Saturday, July 21, 2012

Renewed Calls for Gun Control

I recently did a count, crunched some numbers, and came up with an estimate that in this blog I have written one third of a million words, not counting the comments section ("oh, you can't count the comments!" David  Bordwell said to me when I reported this factoid to him).  

By now I must have written on every single topic that I find interesting or important.

I was thinking of blogging about the renewed calls for gun control in the wake of the Aurora CO murders, but I realized I had already written about renewed calls for gun control in the wake of a mass murder.  That was in April of 2007, when another maniac killed even more people on the campus of Virginia Tech.  Here are some of my comments.  I think that with some obvious adjustments they are applicable here.

(Warning:  Some of the ideas expressed below will shock and offend some people.  At least, they did the first time I posted them.)

The idea behind theses calls for more gun control is pretty simple:  we have a problem here, and the problem is guns. The guns are the problem.

In a way, this is obviously true. Those people were killed with a gun. What may be a little less obvious, though, is that guns might be part of the solution as well. Notice that not one of the thirty three murder victims was armed. Is there any doubt that if even one of them had been, the outcome would have been less horrible than it was?
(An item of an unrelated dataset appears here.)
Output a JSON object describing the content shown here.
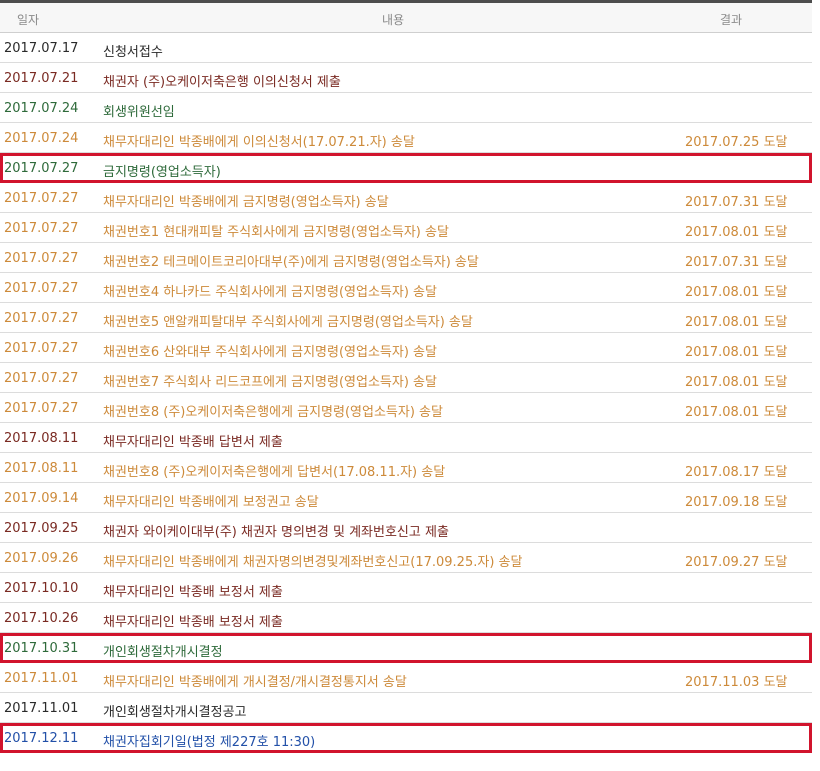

This a particularly poignant question, because in 2005 there was a bill in Virginia that would have allowed students with concealed-carry permits to bring their guns on campus, but it died in committee. (Hat-tip to historian David Beito here.) The victims of this atrocity had been deliberately disarmed by their own government. Adding horribly to the irony of this is the fact that one Larry Hincker, a Virginia Tech spokesperson, praised the death of this bill:
"I'm sure the university community is appreciative of the General Assembly's actions," Hincker said on Jan. 31, 2006, "because this will help parents, students, faculty and visitors feel safe on our campus.
"Feel safe," maybe. But isn't being safe more important?

Notice that these shooting sprees are only ever seem to occur in places like schools, playgrounds, fast food restaurants, post offices. Why is there never a huge murderous rampage in a bar? Bars are full of people with poor impulse control. They have been working for hours at reducing their impulse control, shrinking their profit-horizons, and trashing their ability to distinguish right from wrong. Why don't you ever see the headline, "33 Killed in Saloon Rampage"?
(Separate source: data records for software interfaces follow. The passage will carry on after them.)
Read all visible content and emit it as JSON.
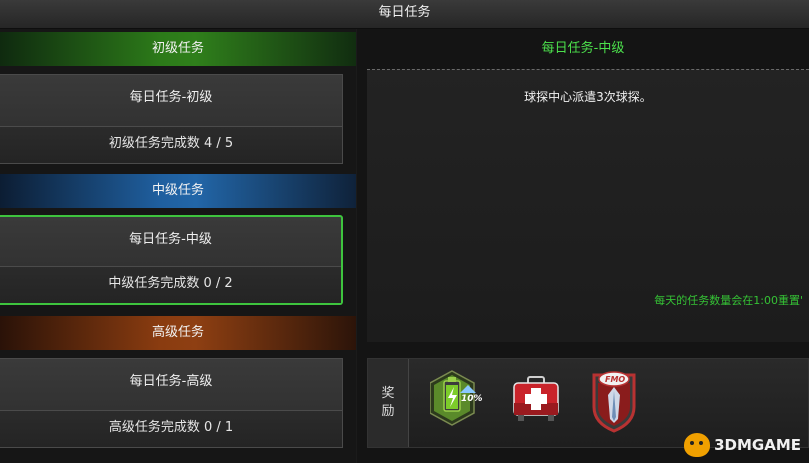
{
  "window": {
    "title": "每日任务"
  },
  "tiers": [
    {
      "header": "初级任务",
      "task_name": "每日任务-初级",
      "progress_label": "初级任务完成数 4 / 5",
      "completed": 4,
      "total": 5,
      "selected": false,
      "color": "#2f7f1b"
    },
    {
      "header": "中级任务",
      "task_name": "每日任务-中级",
      "progress_label": "中级任务完成数 0 / 2",
      "completed": 0,
      "total": 2,
      "selected": true,
      "color": "#2266a8"
    },
    {
      "header": "高级任务",
      "task_name": "每日任务-高级",
      "progress_label": "高级任务完成数 0 / 1",
      "completed": 0,
      "total": 1,
      "selected": false,
      "color": "#8e3f12"
    }
  ],
  "detail": {
    "title": "每日任务-中级",
    "description": "球探中心派遣3次球探。",
    "reset_note": "每天的任务数量会在1:00重置'"
  },
  "rewards": {
    "label_line1": "奖",
    "label_line2": "励",
    "items": [
      {
        "icon": "battery-boost-icon",
        "badge": "10%"
      },
      {
        "icon": "medical-kit-icon"
      },
      {
        "icon": "fmo-badge-icon",
        "badge": "FMO"
      }
    ]
  },
  "watermark": {
    "text": "3DMGAME"
  },
  "colors": {
    "accent_green": "#3ec43e",
    "text_green": "#4ce04c"
  }
}
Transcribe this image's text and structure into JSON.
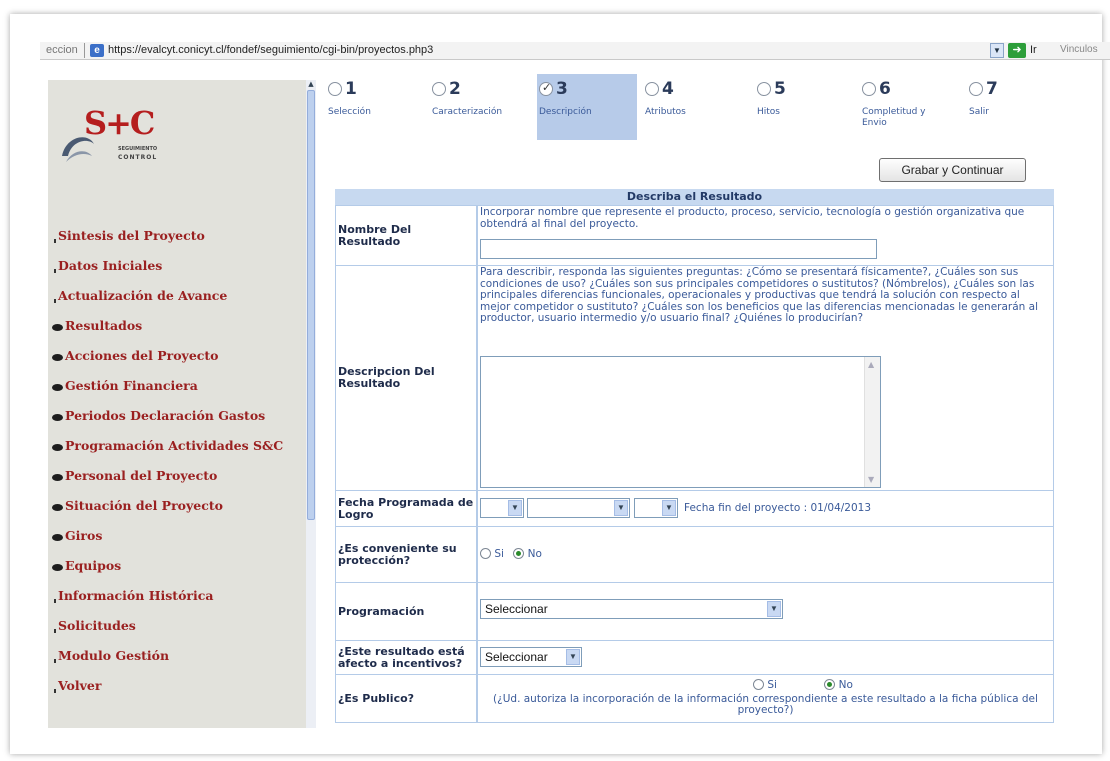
{
  "browser": {
    "address_lead": "eccion",
    "url": "https://evalcyt.conicyt.cl/fondef/seguimiento/cgi-bin/proyectos.php3",
    "go_label": "Ir",
    "links_label": "Vinculos"
  },
  "logo": {
    "brand": "S+C",
    "sub1": "SEGUIMIENTO",
    "sub2": "CONTROL"
  },
  "nav": [
    {
      "label": "Sintesis del Proyecto",
      "level": 0
    },
    {
      "label": "Datos Iniciales",
      "level": 0
    },
    {
      "label": "Actualización de Avance",
      "level": 0
    },
    {
      "label": "Resultados",
      "level": 1
    },
    {
      "label": "Acciones del Proyecto",
      "level": 1
    },
    {
      "label": "Gestión Financiera",
      "level": 1
    },
    {
      "label": "Periodos Declaración Gastos",
      "level": 1
    },
    {
      "label": "Programación Actividades S&C",
      "level": 1
    },
    {
      "label": "Personal del Proyecto",
      "level": 1
    },
    {
      "label": "Situación del Proyecto",
      "level": 1
    },
    {
      "label": "Giros",
      "level": 1
    },
    {
      "label": "Equipos",
      "level": 1
    },
    {
      "label": "Información Histórica",
      "level": 0
    },
    {
      "label": "Solicitudes",
      "level": 0
    },
    {
      "label": "Modulo Gestión",
      "level": 0
    },
    {
      "label": "Volver",
      "level": 0
    }
  ],
  "steps": [
    {
      "num": "1",
      "label": "Selección",
      "checked": false,
      "active": false
    },
    {
      "num": "2",
      "label": "Caracterización",
      "checked": false,
      "active": false
    },
    {
      "num": "3",
      "label": "Descripción",
      "checked": true,
      "active": true
    },
    {
      "num": "4",
      "label": "Atributos",
      "checked": false,
      "active": false
    },
    {
      "num": "5",
      "label": "Hitos",
      "checked": false,
      "active": false
    },
    {
      "num": "6",
      "label": "Completitud y Envio",
      "checked": false,
      "active": false
    },
    {
      "num": "7",
      "label": "Salir",
      "checked": false,
      "active": false
    }
  ],
  "save_button": "Grabar y Continuar",
  "form": {
    "title": "Describa el Resultado",
    "nombre": {
      "label": "Nombre Del Resultado",
      "help": "Incorporar nombre que represente el producto, proceso, servicio, tecnología o gestión organizativa que obtendrá al final del proyecto.",
      "value": ""
    },
    "descripcion": {
      "label": "Descripcion Del Resultado",
      "help": "Para describir, responda las siguientes preguntas: ¿Cómo se presentará físicamente?, ¿Cuáles son sus condiciones de uso? ¿Cuáles son sus principales competidores o sustitutos? (Nómbrelos), ¿Cuáles son las principales diferencias funcionales, operacionales y productivas que tendrá la solución con respecto al mejor competidor o sustituto? ¿Cuáles son los beneficios que las diferencias mencionadas le generarán al productor, usuario intermedio y/o usuario final? ¿Quiénes lo producirían?",
      "value": ""
    },
    "fecha": {
      "label": "Fecha Programada de Logro",
      "day": "",
      "month": "",
      "year": "",
      "note": "Fecha fin del proyecto : 01/04/2013"
    },
    "proteccion": {
      "label": "¿Es conveniente su protección?",
      "opt_si": "Si",
      "opt_no": "No",
      "selected": "No"
    },
    "programacion": {
      "label": "Programación",
      "value": "Seleccionar"
    },
    "incentivos": {
      "label": "¿Este resultado está afecto a incentivos?",
      "value": "Seleccionar"
    },
    "publico": {
      "label": "¿Es Publico?",
      "opt_si": "Si",
      "opt_no": "No",
      "selected": "No",
      "note": "(¿Ud. autoriza la incorporación de la información correspondiente a este resultado a la ficha pública del proyecto?)"
    }
  }
}
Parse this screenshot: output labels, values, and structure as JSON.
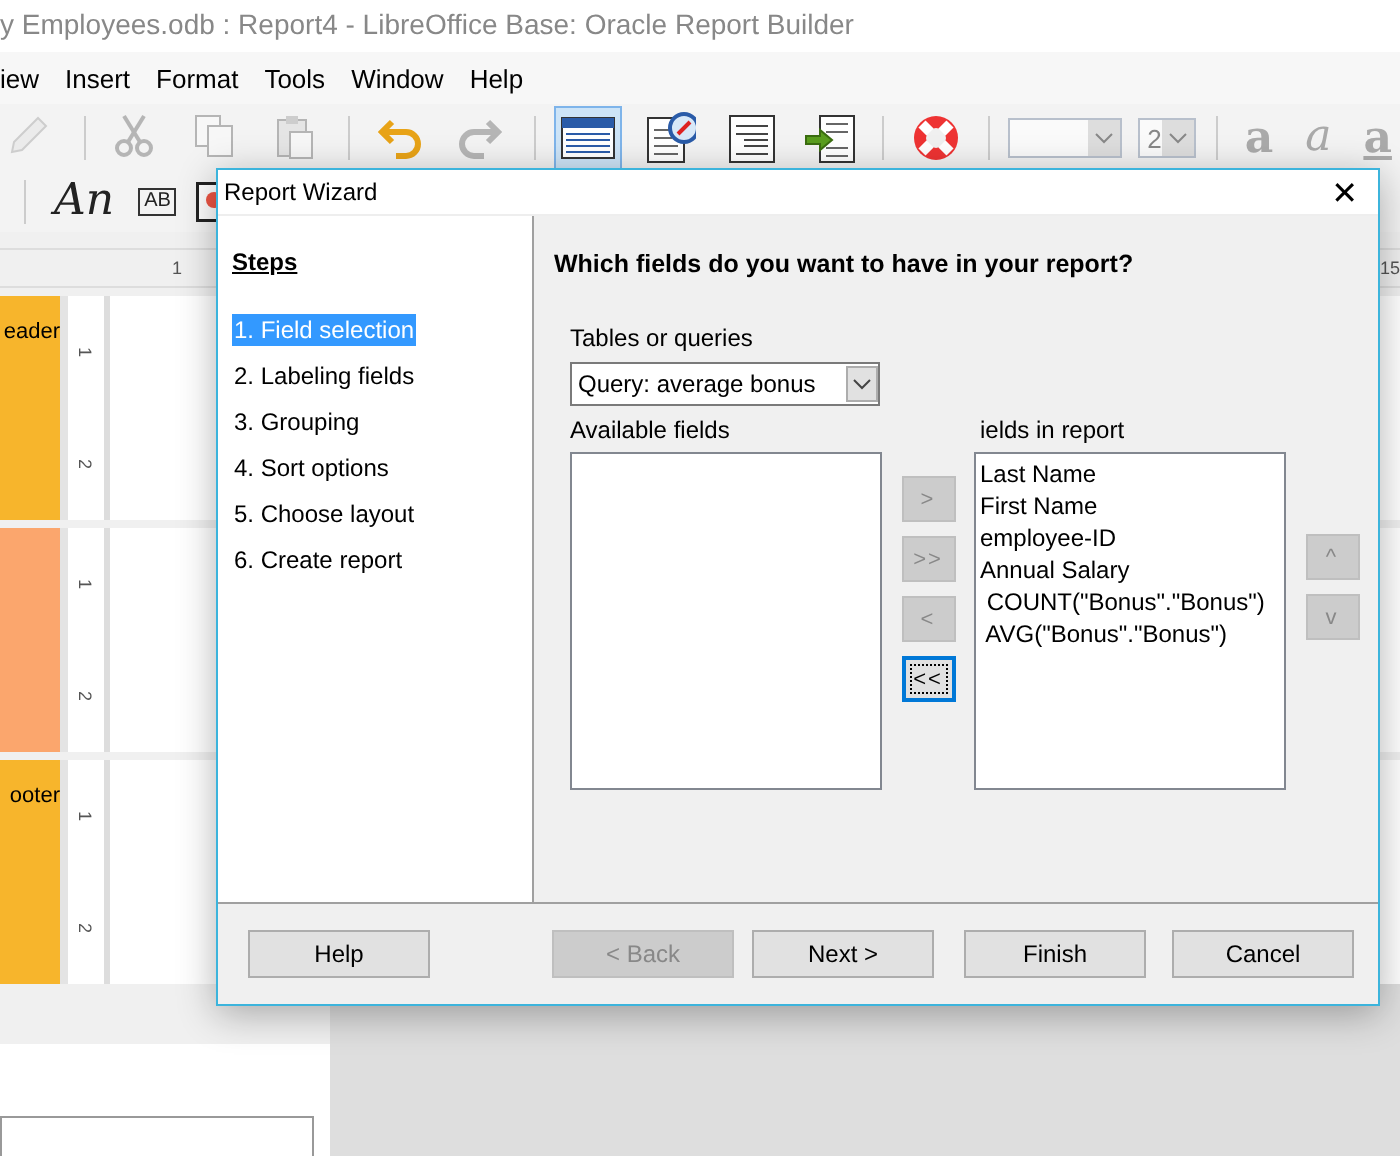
{
  "app": {
    "title": "y Employees.odb : Report4 - LibreOffice Base: Oracle Report Builder",
    "menu": [
      {
        "label": "iew"
      },
      {
        "label": "Insert"
      },
      {
        "label": "Format"
      },
      {
        "label": "Tools"
      },
      {
        "label": "Window"
      },
      {
        "label": "Help"
      }
    ],
    "toolbar": [
      {
        "kind": "edit",
        "disabled": true,
        "selected": false
      },
      {
        "kind": "separator"
      },
      {
        "kind": "cut",
        "disabled": true,
        "selected": false
      },
      {
        "kind": "copy",
        "disabled": true,
        "selected": false
      },
      {
        "kind": "paste",
        "disabled": true,
        "selected": false
      },
      {
        "kind": "separator"
      },
      {
        "kind": "undo",
        "disabled": false,
        "selected": false
      },
      {
        "kind": "redo",
        "disabled": true,
        "selected": false
      },
      {
        "kind": "separator"
      },
      {
        "kind": "table",
        "disabled": false,
        "selected": true
      },
      {
        "kind": "navigator",
        "disabled": false,
        "selected": false
      },
      {
        "kind": "page",
        "disabled": false,
        "selected": false
      },
      {
        "kind": "add-field",
        "disabled": false,
        "selected": false
      },
      {
        "kind": "separator"
      },
      {
        "kind": "help",
        "disabled": false,
        "selected": false
      },
      {
        "kind": "separator"
      },
      {
        "kind": "combo",
        "disabled": true
      },
      {
        "kind": "combo",
        "value": "2",
        "disabled": true
      },
      {
        "kind": "separator"
      },
      {
        "kind": "bold",
        "text": "a",
        "disabled": true
      },
      {
        "kind": "italic",
        "text": "a",
        "disabled": true
      },
      {
        "kind": "underline",
        "text": "a",
        "disabled": true
      }
    ],
    "toolbar2": [
      {
        "kind": "separator"
      },
      {
        "kind": "italic",
        "text": "An",
        "disabled": false
      },
      {
        "kind": "boxed",
        "text": "AB",
        "disabled": false
      },
      {
        "kind": "shapes",
        "disabled": false,
        "selected": false
      }
    ],
    "ruler": [
      "1",
      "15"
    ],
    "sections": [
      {
        "label": "eader",
        "color": "#f7b52c",
        "ruler": [
          "1",
          "2"
        ]
      },
      {
        "color": "#fba66d",
        "ruler": [
          "1",
          "2"
        ]
      },
      {
        "label": "ooter",
        "color": "#f7b52c",
        "ruler": [
          "1",
          "2"
        ]
      }
    ]
  },
  "dialog": {
    "title": "Report Wizard",
    "close": "✕",
    "steps_title": "Steps",
    "steps": [
      {
        "label": "1. Field selection",
        "selected": true
      },
      {
        "label": "2. Labeling fields",
        "selected": false
      },
      {
        "label": "3. Grouping",
        "selected": false
      },
      {
        "label": "4. Sort options",
        "selected": false
      },
      {
        "label": "5. Choose layout",
        "selected": false
      },
      {
        "label": "6. Create report",
        "selected": false
      }
    ],
    "heading": "Which fields do you want to have in your report?",
    "source": {
      "label": "Tables or queries",
      "value": "Query: average bonus"
    },
    "available": {
      "label": "Available fields"
    },
    "report_fields": {
      "label": "ields in report",
      "items": [
        "Last Name",
        "First Name",
        "employee-ID",
        "Annual Salary",
        " COUNT(\"Bonus\".\"Bonus\")",
        " AVG(\"Bonus\".\"Bonus\")"
      ]
    },
    "move_buttons": [
      {
        "label": ">",
        "disabled": true,
        "focused": false
      },
      {
        "label": ">>",
        "disabled": true,
        "focused": false
      },
      {
        "label": "<",
        "disabled": true,
        "focused": false
      },
      {
        "label": "<<",
        "disabled": false,
        "focused": true
      }
    ],
    "order_buttons": [
      {
        "label": "^",
        "disabled": true
      },
      {
        "label": "v",
        "disabled": true
      }
    ],
    "buttons": [
      {
        "label": "Help",
        "disabled": false
      },
      {
        "label": "< Back",
        "disabled": true
      },
      {
        "label": "Next >",
        "disabled": false
      },
      {
        "label": "Finish",
        "disabled": false
      },
      {
        "label": "Cancel",
        "disabled": false
      }
    ]
  }
}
There is a pretty obvious answer. The people in a bar may not be the nicest or most rational people in the world, but they all know that the bartender probably has a gun and a baseball bat behind the bar. They also know that he (or she!) would be happy to use them in order to maintain good order and public peace.

These killers go into schools and playgrounds because they feel safe there. Don't you think it is time to interfere with their government-given sense of security? If an armed professor or student had brought the Blacksburg killer down, it would have saved innocent lives immediately. It would also have given the next insane murderer reason to pause and go elsewhere, or maybe just to either seek help or keep his evil thoughts to himself.